TRANSCANADA - TransCanada Corporation (TSX:TRP) (NYSE:TRP) (TransCanada or the Company) announced net income attributable to common shares for fourth quarter 2017 of $861 million or $0.98 per share compared to a net loss of $358 million or $0.43 per share for the same period in 2016. For the year ended December 31, 2017, net income attributable to common shares was $3.0 billion or $3.44 per share compared to net income of $124 million or $0.16 per share in 2016.
ROSATOM - February 13, 2018, Moscow. – ROSATOM and the Ministry of Scientific Research and Technological Innovations of the Republic of Congo today signed a Memorandum of Understanding on cooperation in the field of peaceful uses of atomic energy.
FRB - Industrial production edged down 0.1 percent in January following four consecutive monthly increases. Manufacturing production was unchanged in January.
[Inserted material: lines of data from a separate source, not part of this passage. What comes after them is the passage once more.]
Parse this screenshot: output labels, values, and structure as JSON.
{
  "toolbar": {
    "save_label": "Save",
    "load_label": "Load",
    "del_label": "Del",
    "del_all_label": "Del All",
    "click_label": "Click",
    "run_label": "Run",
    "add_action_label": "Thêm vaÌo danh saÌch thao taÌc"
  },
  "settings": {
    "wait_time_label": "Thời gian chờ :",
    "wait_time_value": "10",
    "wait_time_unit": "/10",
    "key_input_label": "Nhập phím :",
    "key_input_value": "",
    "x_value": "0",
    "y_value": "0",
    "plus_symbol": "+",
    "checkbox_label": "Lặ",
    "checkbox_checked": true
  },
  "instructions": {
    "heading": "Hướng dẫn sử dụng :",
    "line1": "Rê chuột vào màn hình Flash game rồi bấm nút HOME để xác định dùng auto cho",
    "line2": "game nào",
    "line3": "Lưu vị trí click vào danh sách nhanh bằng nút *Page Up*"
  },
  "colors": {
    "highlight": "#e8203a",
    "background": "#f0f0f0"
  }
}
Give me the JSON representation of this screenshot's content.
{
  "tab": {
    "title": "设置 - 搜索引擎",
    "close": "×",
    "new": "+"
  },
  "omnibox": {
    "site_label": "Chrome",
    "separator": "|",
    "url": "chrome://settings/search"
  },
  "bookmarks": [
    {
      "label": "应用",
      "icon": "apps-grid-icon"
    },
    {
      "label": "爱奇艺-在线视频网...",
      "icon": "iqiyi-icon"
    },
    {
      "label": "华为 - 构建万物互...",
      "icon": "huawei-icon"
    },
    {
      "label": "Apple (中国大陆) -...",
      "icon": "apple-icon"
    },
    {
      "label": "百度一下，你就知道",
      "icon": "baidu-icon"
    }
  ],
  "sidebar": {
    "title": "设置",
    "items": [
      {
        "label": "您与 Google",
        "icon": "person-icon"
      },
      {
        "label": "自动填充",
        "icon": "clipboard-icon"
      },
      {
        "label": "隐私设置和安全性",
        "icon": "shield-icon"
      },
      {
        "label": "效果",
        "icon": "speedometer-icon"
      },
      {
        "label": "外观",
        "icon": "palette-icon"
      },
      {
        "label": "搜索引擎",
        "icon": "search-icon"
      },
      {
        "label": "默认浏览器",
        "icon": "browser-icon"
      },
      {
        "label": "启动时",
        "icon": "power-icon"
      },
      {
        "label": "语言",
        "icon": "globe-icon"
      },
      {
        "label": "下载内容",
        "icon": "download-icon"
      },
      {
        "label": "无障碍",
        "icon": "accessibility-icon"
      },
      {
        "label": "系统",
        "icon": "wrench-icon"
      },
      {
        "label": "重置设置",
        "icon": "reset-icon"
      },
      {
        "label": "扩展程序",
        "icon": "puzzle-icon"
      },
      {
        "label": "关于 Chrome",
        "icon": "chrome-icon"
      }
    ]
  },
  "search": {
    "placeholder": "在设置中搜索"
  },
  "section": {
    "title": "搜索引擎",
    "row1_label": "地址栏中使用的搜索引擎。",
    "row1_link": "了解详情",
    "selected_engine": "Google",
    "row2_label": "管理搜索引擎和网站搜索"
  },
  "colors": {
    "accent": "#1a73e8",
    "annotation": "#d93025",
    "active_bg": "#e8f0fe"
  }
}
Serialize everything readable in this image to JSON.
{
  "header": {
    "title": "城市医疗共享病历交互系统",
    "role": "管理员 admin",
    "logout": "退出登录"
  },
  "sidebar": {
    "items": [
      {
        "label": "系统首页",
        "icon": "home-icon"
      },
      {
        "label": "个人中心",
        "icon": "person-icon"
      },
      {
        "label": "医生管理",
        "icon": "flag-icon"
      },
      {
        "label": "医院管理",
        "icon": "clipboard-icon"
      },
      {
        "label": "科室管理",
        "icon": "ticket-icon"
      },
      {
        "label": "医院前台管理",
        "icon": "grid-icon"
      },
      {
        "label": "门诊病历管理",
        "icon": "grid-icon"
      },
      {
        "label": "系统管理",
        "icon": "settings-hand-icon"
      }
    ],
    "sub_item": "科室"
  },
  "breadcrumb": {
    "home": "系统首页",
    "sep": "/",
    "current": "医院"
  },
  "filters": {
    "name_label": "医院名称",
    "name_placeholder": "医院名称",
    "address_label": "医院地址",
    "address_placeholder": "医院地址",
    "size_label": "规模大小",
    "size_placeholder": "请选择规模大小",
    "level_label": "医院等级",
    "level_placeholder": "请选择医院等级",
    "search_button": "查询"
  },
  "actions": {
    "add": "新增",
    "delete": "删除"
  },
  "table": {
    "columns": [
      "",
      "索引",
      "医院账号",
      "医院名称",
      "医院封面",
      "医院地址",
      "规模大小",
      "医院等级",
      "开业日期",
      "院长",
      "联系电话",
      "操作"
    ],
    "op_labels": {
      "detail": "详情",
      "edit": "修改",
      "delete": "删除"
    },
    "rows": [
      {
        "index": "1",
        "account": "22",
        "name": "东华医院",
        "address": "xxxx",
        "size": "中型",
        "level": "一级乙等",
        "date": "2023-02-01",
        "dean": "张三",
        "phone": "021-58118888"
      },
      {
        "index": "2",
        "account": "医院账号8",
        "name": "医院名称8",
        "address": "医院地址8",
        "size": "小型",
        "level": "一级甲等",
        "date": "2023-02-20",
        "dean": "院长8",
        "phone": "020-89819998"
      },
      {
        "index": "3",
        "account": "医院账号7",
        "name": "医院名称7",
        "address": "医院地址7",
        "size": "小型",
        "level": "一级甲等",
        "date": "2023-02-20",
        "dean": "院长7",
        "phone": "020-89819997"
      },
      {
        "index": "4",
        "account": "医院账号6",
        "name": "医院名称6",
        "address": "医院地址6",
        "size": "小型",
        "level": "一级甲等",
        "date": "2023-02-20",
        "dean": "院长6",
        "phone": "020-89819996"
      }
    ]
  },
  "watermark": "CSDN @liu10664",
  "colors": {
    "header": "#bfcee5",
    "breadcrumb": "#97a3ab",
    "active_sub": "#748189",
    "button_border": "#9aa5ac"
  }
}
Mining output fell 1.0 percent, with all of its major component industries recording declines, while the index for utilities moved up 0.6 percent. At 107.2 percent of its 2012 average, total industrial production was 3.7 percent higher in January than it was a year earlier. Capacity utilization for the industrial sector fell 0.2 percentage point in January to 77.5 percent, a rate that is 2.3 percentage points below its long-run (1972–2017) average.